REQUIRED WORK
What is the count of lines in the data that hold the string "sidebar"? State the number alone.

(Items from an interface collection)
::::::::::
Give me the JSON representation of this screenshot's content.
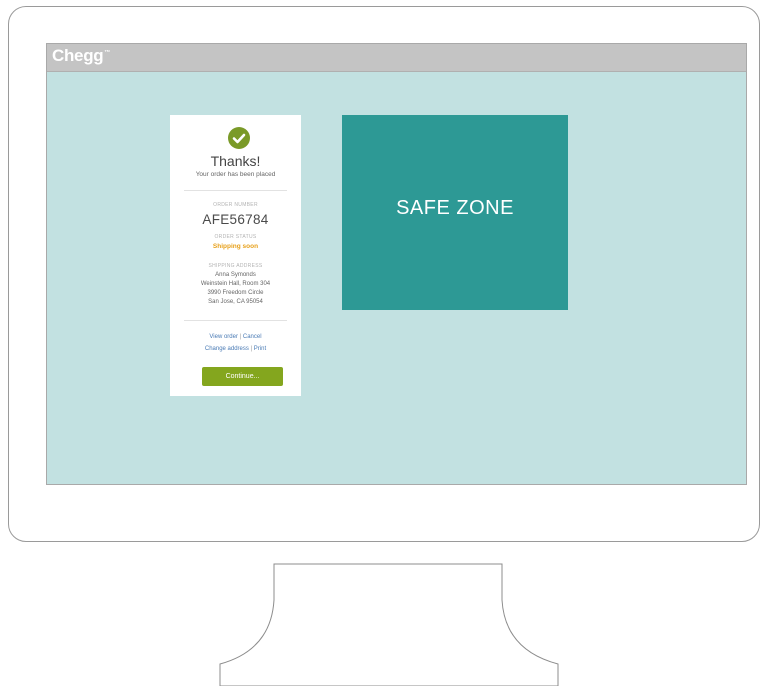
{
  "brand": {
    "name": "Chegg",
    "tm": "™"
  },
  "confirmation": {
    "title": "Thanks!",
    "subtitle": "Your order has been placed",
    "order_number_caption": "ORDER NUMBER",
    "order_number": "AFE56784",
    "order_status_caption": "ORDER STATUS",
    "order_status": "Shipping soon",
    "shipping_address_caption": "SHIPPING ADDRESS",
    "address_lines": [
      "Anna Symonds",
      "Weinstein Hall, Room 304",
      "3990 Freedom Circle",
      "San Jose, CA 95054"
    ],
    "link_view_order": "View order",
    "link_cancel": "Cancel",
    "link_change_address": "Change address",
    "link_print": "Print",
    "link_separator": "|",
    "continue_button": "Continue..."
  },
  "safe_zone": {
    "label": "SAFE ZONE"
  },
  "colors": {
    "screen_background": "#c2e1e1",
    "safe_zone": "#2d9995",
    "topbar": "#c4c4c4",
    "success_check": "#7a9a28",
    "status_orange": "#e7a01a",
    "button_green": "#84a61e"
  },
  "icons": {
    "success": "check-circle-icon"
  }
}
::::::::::
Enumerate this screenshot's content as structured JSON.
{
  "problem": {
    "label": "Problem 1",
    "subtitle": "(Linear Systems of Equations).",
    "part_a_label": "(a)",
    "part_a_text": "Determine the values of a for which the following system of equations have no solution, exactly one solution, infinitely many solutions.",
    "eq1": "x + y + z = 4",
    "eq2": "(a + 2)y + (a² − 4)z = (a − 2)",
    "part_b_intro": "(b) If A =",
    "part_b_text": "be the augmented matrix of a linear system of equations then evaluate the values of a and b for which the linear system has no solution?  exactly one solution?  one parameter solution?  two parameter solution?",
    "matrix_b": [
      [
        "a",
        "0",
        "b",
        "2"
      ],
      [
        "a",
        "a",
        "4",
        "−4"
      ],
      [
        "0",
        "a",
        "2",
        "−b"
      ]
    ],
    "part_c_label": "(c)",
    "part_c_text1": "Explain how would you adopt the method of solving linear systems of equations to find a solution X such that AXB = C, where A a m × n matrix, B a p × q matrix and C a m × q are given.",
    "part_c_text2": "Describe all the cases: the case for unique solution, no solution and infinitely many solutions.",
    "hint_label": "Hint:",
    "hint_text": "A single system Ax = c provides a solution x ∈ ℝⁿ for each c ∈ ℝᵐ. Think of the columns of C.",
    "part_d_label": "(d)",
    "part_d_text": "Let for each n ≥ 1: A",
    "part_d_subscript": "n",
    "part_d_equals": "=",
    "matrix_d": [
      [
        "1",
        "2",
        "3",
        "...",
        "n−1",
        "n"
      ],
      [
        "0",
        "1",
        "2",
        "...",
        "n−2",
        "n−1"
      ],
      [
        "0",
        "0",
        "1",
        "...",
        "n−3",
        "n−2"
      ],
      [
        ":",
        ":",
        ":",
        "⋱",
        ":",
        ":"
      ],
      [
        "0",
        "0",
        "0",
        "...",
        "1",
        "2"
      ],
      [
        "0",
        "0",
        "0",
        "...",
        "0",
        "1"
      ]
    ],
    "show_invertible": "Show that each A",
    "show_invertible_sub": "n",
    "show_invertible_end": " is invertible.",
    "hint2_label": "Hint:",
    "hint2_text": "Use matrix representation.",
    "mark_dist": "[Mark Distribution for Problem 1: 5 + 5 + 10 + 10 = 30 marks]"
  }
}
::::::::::
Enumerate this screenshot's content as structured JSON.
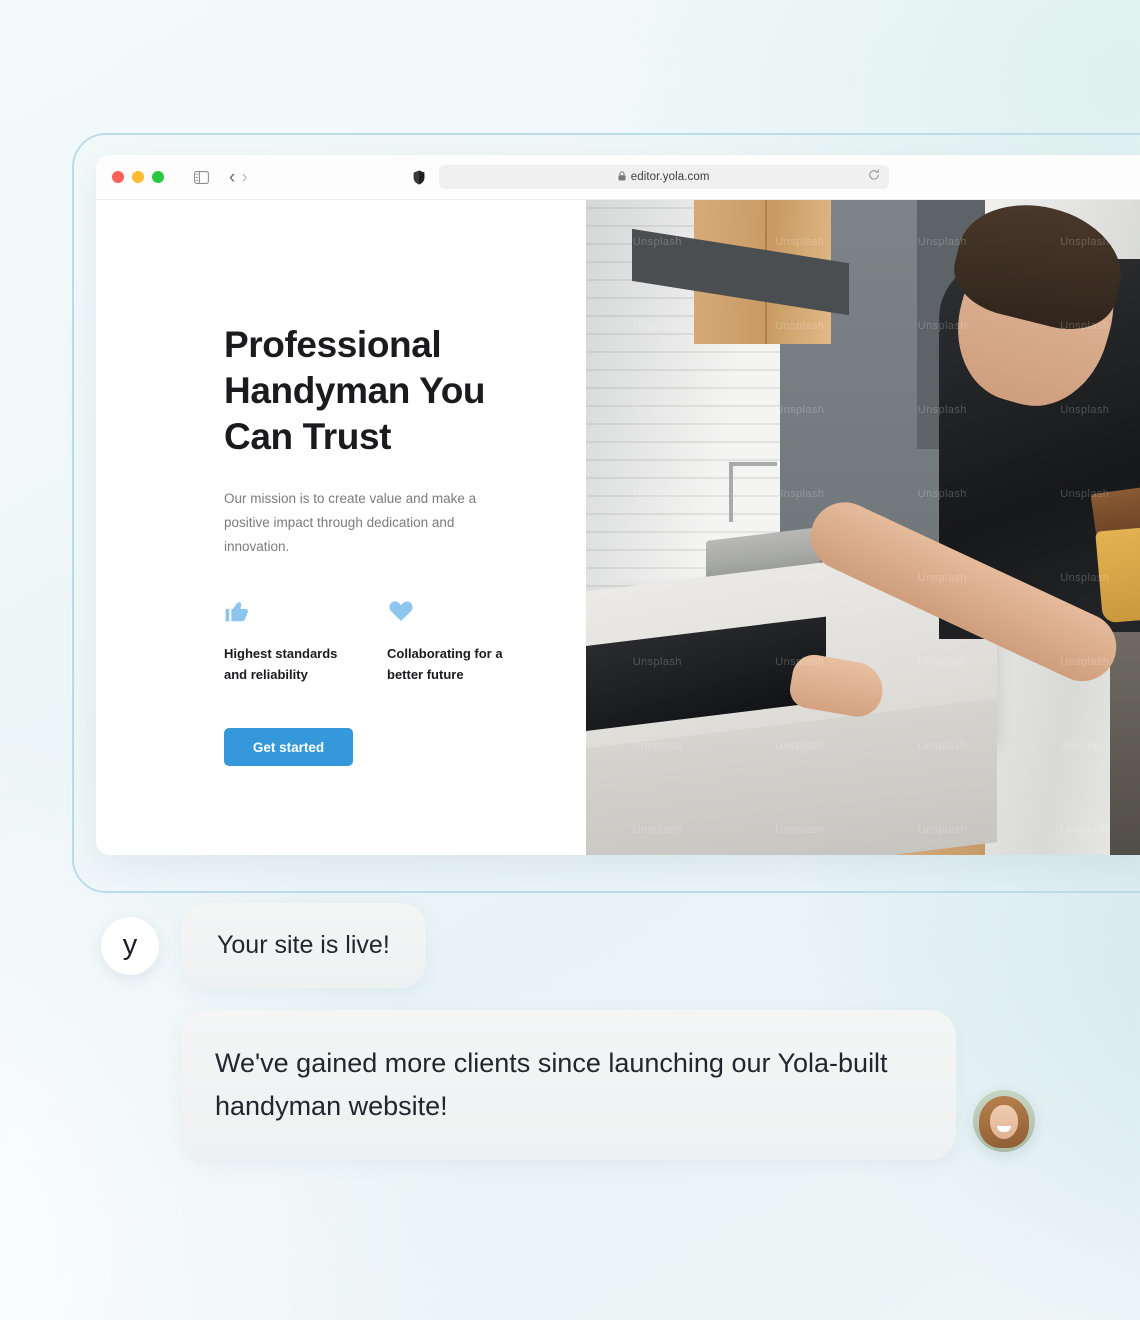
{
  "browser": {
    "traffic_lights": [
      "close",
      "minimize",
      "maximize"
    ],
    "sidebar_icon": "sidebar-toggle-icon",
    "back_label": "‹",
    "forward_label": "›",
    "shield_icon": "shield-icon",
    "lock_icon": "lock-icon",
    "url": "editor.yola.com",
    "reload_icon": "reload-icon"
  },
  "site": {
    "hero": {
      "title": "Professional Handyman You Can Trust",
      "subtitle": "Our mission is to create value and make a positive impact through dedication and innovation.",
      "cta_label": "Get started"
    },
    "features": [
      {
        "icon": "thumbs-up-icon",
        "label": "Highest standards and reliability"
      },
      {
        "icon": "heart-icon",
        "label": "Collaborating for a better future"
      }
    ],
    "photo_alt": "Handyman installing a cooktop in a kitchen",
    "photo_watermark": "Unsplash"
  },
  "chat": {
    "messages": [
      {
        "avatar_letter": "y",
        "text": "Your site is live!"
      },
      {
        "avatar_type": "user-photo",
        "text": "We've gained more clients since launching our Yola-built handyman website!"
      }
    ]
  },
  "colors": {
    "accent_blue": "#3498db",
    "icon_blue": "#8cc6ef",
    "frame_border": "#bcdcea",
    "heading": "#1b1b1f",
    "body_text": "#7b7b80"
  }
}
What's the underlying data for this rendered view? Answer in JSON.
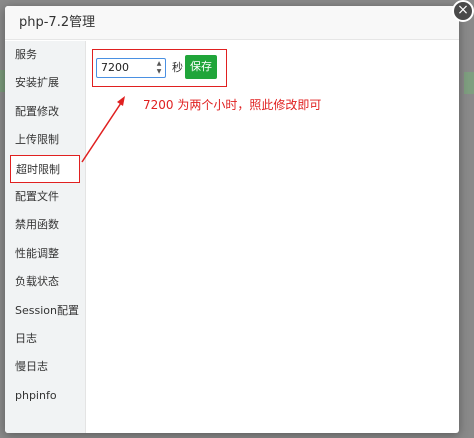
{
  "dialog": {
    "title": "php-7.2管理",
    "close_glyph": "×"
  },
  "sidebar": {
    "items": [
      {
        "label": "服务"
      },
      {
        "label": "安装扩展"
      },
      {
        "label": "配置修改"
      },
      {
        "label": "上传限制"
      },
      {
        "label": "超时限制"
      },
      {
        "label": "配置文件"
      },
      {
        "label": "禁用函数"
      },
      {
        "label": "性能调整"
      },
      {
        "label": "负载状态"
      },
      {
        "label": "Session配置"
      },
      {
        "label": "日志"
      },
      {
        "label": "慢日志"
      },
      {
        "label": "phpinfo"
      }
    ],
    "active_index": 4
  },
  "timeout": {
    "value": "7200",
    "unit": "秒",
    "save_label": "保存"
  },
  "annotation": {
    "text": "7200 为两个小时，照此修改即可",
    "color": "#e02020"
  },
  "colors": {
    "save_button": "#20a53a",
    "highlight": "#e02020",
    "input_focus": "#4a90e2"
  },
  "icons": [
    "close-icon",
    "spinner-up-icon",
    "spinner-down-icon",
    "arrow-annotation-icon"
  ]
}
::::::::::
EXERCISE ANSWER
2